Saved entries:

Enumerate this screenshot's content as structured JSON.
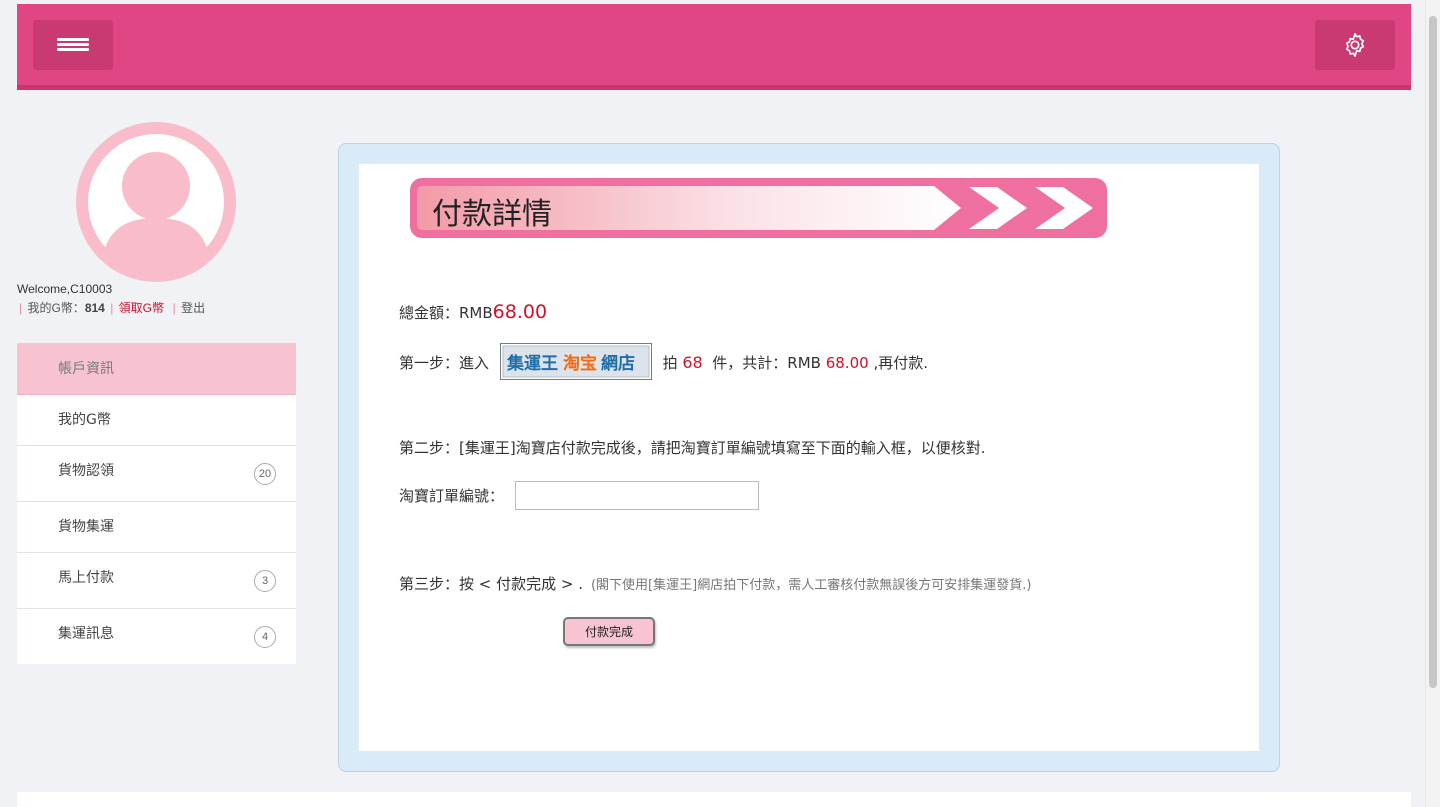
{
  "header": {
    "menu_icon": "hamburger-menu-icon",
    "settings_icon": "gear-icon",
    "color": "#e04683"
  },
  "user": {
    "welcome": "Welcome,C10003",
    "g_coin_label": "我的G幣：",
    "g_coin_value": "814",
    "claim_link": "領取G幣",
    "logout_link": "登出"
  },
  "sidebar": {
    "items": [
      {
        "label": "帳戶資訊",
        "badge": ""
      },
      {
        "label": "我的G幣",
        "badge": ""
      },
      {
        "label": "貨物認領",
        "badge": "20"
      },
      {
        "label": "貨物集運",
        "badge": ""
      },
      {
        "label": "馬上付款",
        "badge": "3"
      },
      {
        "label": "集運訊息",
        "badge": "4"
      }
    ]
  },
  "main": {
    "title": "付款詳情",
    "total_label": "總金額：RMB",
    "total_value": "68.00",
    "step1_prefix": "第一步：進入",
    "shop_logo_text": "集運王淘宝網店",
    "step1_mid": "拍",
    "quantity": "68",
    "step1_unit": "件，共計：RMB",
    "step1_amount": "68.00",
    "step1_suffix": ",再付款.",
    "step2_text": "第二步：[集運王]淘寶店付款完成後，請把淘寶訂單編號填寫至下面的輸入框，以便核對.",
    "order_label": "淘寶訂單編號：",
    "order_value": "",
    "step3_text": "第三步：按 < 付款完成 > .",
    "step3_note": "(閣下使用[集運王]網店拍下付款，需人工審核付款無誤後方可安排集運發貨.)",
    "pay_button": "付款完成"
  }
}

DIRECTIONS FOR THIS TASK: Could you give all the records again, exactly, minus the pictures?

OUTPUT OF THE EXERCISE:
Enumerate this screenshot's content as structured JSON.
{
  "header": {
    "menu_icon": "hamburger-menu-icon",
    "settings_icon": "gear-icon",
    "color": "#e04683"
  },
  "user": {
    "welcome": "Welcome,C10003",
    "g_coin_label": "我的G幣：",
    "g_coin_value": "814",
    "claim_link": "領取G幣",
    "logout_link": "登出"
  },
  "sidebar": {
    "items": [
      {
        "label": "帳戶資訊",
        "badge": ""
      },
      {
        "label": "我的G幣",
        "badge": ""
      },
      {
        "label": "貨物認領",
        "badge": "20"
      },
      {
        "label": "貨物集運",
        "badge": ""
      },
      {
        "label": "馬上付款",
        "badge": "3"
      },
      {
        "label": "集運訊息",
        "badge": "4"
      }
    ]
  },
  "main": {
    "title": "付款詳情",
    "total_label": "總金額：RMB",
    "total_value": "68.00",
    "step1_prefix": "第一步：進入",
    "shop_logo_text": "集運王淘宝網店",
    "step1_mid": "拍",
    "quantity": "68",
    "step1_unit": "件，共計：RMB",
    "step1_amount": "68.00",
    "step1_suffix": ",再付款.",
    "step2_text": "第二步：[集運王]淘寶店付款完成後，請把淘寶訂單編號填寫至下面的輸入框，以便核對.",
    "order_label": "淘寶訂單編號：",
    "order_value": "",
    "step3_text": "第三步：按 < 付款完成 > .",
    "step3_note": "(閣下使用[集運王]網店拍下付款，需人工審核付款無誤後方可安排集運發貨.)",
    "pay_button": "付款完成"
  }
}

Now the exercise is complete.